At the beginning of the novel, Charles Strickland appears to be a comfortable if not rich British stockbroker, more annoyed than enthused about the “artsy” types his wife brings to the house for her famous salons. The first-person narrator of the novel, himself a writer who has been “collected” by Strickland’s wife (and who never shares his name in the novel) meets Strickland at one of these salons, and finds him absolutely unremarkable. Until, that is, one day he is called upon to intervene after Strickland quits his job, abandons his wife and children without a farthing, and runs off to Paris to paint – despite having shown no interest in painting his entire life.
What follows is a novel examining the value of passion in art. Strickland is absolutely brutal – to himself, to anyone who tries to help him, and especially anyone who loves him. All that matters to him is creating art, to the point that he nearly kills himself by spending the little money he has on supplies, rather than food. From the narrator’s perspective, the only thing that saves Strickland from being a completely abhorrent character is his single-mindedness in his devotion to art. But the question that remains is whether or not the emotional and social cost is truly “worth” the price of creating beauty.
The difficult relationship between art and beauty is articulated in the novel by Dirk Stroeve, a very successful but conventional painter who recognizes Strickland’s genius and, consequently, his own mediocrity:
”Why should you think that beauty, which is the most precious thing in the world, lies like a stone on the beach for the careless passer-by to pick up idly? Beauty is something wonderful and strange that the artist fashions out of the chaos of the world in the torment of his soul. And when he has made it, it is not given to all to know it. To recognize it you must repeat the adventure of the artist. It is a melody that he sings to you, and to hear it again in your own heart you want knowledge, and sesnitiveness and imagination.” p. 56, Kindle editionMaugham’s writing manages to be both powerful and austere. Not a word is wasted. I was completely mesmerized by this novel, particularly in the first-person narrative voice, which mixed such admiration with disdain. For me, it struck a masterful balance.
It only took six months, but I’m finally on the board in this year’s What’s in a Name 5 Challenge. This title fit in two slots (something in the sky and something in a pocket, purse or handbag), but I’m linking it to the purse category, and assuming it’s a very old, beat-up British purse – after all, the charge is to be creative!
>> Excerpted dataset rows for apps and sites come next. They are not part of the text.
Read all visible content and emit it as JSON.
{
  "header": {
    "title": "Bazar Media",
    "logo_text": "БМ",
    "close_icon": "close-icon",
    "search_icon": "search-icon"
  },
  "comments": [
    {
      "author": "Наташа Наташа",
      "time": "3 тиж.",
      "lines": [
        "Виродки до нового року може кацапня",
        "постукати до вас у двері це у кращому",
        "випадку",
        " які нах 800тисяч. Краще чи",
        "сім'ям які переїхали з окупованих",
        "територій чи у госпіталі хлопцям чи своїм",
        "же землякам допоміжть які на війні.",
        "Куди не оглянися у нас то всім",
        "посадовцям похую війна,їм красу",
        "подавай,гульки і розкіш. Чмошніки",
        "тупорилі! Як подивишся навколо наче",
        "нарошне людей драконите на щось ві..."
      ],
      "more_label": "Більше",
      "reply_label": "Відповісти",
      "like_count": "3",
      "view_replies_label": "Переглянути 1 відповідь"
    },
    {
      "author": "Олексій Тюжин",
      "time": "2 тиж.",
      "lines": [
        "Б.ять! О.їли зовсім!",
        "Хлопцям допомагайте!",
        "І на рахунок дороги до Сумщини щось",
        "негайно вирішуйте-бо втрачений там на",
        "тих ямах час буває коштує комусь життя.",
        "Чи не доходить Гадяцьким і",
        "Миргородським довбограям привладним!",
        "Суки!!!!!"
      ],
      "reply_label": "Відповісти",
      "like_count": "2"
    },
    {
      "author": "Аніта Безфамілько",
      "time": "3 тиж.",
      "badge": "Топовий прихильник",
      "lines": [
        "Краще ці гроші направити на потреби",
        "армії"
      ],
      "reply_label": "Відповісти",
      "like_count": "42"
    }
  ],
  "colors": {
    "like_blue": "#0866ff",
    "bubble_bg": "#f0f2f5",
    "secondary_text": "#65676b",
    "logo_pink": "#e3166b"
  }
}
This title also counts as my 20th Century classic for the Back to the Classics Challenge hosted by Sarah Reads Too Much. Progress at last!